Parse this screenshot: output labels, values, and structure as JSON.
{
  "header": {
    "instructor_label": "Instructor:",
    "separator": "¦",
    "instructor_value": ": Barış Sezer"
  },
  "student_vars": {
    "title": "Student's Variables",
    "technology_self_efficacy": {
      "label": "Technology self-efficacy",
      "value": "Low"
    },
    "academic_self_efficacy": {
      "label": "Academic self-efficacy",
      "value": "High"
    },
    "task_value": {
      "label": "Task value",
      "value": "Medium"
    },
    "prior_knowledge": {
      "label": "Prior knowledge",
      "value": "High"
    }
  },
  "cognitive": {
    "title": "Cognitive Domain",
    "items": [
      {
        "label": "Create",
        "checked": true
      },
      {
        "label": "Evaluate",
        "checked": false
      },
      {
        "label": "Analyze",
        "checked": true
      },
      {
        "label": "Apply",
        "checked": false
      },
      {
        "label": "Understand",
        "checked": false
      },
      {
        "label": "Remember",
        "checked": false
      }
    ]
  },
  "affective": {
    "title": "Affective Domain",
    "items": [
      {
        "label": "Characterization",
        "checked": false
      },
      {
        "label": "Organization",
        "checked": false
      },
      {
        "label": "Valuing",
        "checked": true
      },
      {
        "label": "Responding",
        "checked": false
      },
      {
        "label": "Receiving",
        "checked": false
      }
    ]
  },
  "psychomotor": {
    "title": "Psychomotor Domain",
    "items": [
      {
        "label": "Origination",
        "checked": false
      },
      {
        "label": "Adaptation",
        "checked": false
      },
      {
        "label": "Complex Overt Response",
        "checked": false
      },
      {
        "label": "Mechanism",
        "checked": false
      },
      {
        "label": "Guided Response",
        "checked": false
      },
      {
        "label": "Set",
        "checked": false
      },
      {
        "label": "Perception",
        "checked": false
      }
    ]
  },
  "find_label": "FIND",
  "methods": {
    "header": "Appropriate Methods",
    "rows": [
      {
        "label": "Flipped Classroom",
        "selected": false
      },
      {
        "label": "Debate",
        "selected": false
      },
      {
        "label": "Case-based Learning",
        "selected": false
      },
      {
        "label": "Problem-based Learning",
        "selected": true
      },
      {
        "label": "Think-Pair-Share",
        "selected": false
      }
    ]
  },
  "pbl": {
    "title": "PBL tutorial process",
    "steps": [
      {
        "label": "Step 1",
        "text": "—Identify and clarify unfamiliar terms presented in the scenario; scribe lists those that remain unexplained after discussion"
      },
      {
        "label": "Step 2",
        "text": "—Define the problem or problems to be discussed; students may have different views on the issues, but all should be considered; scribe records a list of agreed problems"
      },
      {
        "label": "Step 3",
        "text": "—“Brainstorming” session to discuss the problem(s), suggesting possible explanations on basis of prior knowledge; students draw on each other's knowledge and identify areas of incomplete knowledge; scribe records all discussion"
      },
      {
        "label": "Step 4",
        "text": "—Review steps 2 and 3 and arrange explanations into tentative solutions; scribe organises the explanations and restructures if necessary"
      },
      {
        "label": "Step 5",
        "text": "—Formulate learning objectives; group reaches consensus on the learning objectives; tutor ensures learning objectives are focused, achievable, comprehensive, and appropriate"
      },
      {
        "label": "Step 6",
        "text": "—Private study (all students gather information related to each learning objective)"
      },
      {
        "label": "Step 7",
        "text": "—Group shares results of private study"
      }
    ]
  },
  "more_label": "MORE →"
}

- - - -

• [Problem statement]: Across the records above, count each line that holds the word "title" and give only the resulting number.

• [Result]: 5